Heaven's love and goodness seem more close at Could one deep draught of death but call back or hand, recover
And all the world as but one household band. The rash, fatal step that so vainly we mourn, I would drain its dark cup to the dregs, aye my Sing on, true poet, for the age is cold, lover!
And hearts grow hard striving for place and gold. Count anguish but light thus for thee to be borne. We need the sweet evangel of thy song, All for thy sake, not mine, since my brightest ideal, For we are weary and have wandered long.
Enshrined in thy being, brought rapture supreme; And so for this we give thee thanks and praise And the boundless content of Love's long delaye That in the magic mirror of thy lays, real
Through smiles and tears and pathos keen as pain Outshone-yes, by far, all my dim, girlish dream. Childhood's lost Paradise we find again.
A DREAM OF SAPPHO.
MARY R. P. HATCH.
In summer nights, when Philomel's despair
Soft-crumpled where the drowsy Loves have lain. She comes while faint, sweet odors everywhereThe white day-lilies' souls-float thro' the air. Hover and drift above the garden's space.
Ah ! stately singer, hushed are lute and lyre; What dost thou hear, with pale, impassioned face,
In this cold age? No more thy deathless fire Thrills in a kiss or hallows with its grace
The sweet yet bitter pain of love's desire.
THE SOLDIER'S WIDOW.
At the dim close of the November day
gray. Columbia's children, of your birthright proud, Oh! in this peaceful year's calm autumn-tide, Let to new deeds of love your hearts be vowed For those whose dearest ones have fought and
died For us. By generous act with fervid phrase allied, Thy pride, America, prove justified.
RS. MARY R. P. HATCH, poet and story
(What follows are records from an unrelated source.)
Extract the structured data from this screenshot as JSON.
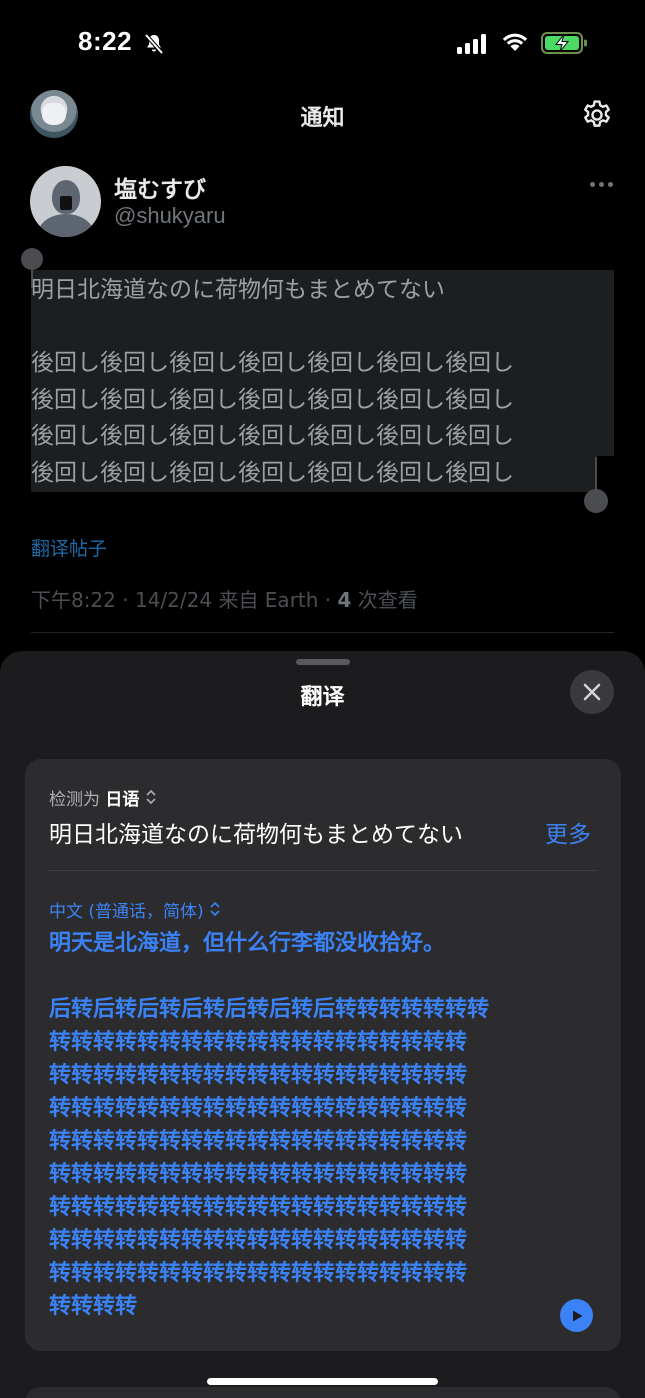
{
  "status_bar": {
    "time": "8:22",
    "icons": [
      "bell-slash-icon",
      "cellular-signal-icon",
      "wifi-icon",
      "battery-charging-icon"
    ]
  },
  "header": {
    "title": "通知",
    "left_icon": "profile-avatar",
    "right_icon": "gear-icon"
  },
  "tweet": {
    "display_name": "塩むすび",
    "handle": "@shukyaru",
    "lines": [
      "明日北海道なのに荷物何もまとめてない",
      "",
      "後回し後回し後回し後回し後回し後回し後回し",
      "後回し後回し後回し後回し後回し後回し後回し",
      "後回し後回し後回し後回し後回し後回し後回し",
      "後回し後回し後回し後回し後回し後回し後回し"
    ],
    "translate_link": "翻译帖子",
    "meta_prefix": "下午8:22 · 14/2/24 来自 Earth · ",
    "views_count": "4",
    "views_label": " 次查看"
  },
  "sheet": {
    "title": "翻译",
    "close_icon": "close-icon",
    "detected_prefix": "检测为",
    "detected_language": "日语",
    "source_text": "明日北海道なのに荷物何もまとめてない",
    "more_label": "更多",
    "target_language": "中文 (普通话，简体)",
    "translated_lines": [
      "明天是北海道，但什么行李都没收拾好。",
      "",
      "后转后转后转后转后转后转后转转转转转转转",
      "转转转转转转转转转转转转转转转转转转转",
      "转转转转转转转转转转转转转转转转转转转",
      "转转转转转转转转转转转转转转转转转转转",
      "转转转转转转转转转转转转转转转转转转转",
      "转转转转转转转转转转转转转转转转转转转",
      "转转转转转转转转转转转转转转转转转转转",
      "转转转转转转转转转转转转转转转转转转转",
      "转转转转转转转转转转转转转转转转转转转",
      "转转转转"
    ],
    "play_icon": "play-icon"
  },
  "colors": {
    "background": "#000000",
    "sheet": "#1c1c1e",
    "card": "#2c2c2e",
    "accent_blue": "#3b82f6",
    "link_blue": "#1d6aa7",
    "secondary_text": "#71767b"
  }
}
writer, was born in the town of Stratford, N. H., June 19th, 1848. She is the daughter of Charles G. and Mary Blake Platt. Her ancestors were English. The Blakes settled in Dorchester, Mass., in 1620, and the Platts in Stratford, Conn., the families presenting a long line of illustrious names, from Admiral Blake, the naval hero, to Senator Platt, who managed the Copyright Bill in Congress. The list includes the Blakes, Judsons and McLellans of literary fame. Mrs. Hatch's life has been spent in the Connecticut valley. In childhood she possessed a quiet manner, sensitive disposition, was a close observer and a student of nature. She early developed scholarly and literary tastes. At the age of fifteen she left the common schools and attended the academy at Lancaster, eighteen miles from her home. There she studied the higher mathematics, rhetoric, Latin and French, and there her ability as a writer was discovered and recognized. From that time she contributed sketches on various subjects for the county papers, and articles under her pen-name “Mabel Percy," from time to time appeared in the Portland Transcript, Peterson's Magazine, Saturday Evening Post and other papers and periodicals. Since then, under her true name, she has written for Zion's Herald, Springfield Republican, Chicago Inter-Ocean, the Writer, the Epoch, Frank Leslie's Illustrated Newspaper and others. After leaving school she became the wife of Antipas M. Hatch. Their family consists of two sons, and as the wife of an extensive farmer she has been a busy woman. Her management of her home has left her some time to devote to literature, and her versatility has enabled her to do creditable work in the wide realm of short stories, dialect sketches, essays and poems, grave and gay, vers de societe and verses in dialect. “The Bank Tragedy,” published serially in the Portland Transcript, was issued in book form and was a great success. Other stories from her pen are “Quicksands,” “The Missing Man” and “Polimpsa: A Psychical Study.” Mrs. Hatch is painstaking and careful in all her work, following out lines of thought suggested by little things, and making everything count for its greatest value. Personally she is petite in figure, a blonde, with regular features and aspect of frailness. She is a pleasing conversationalist, keeps thoroughly posted on the current events of the day, maintains a lively interest in political and religious matters and possesses a generous fund of common
TO VICTOR HUGO.
Majestic mother of a hero-race!
H. A. T.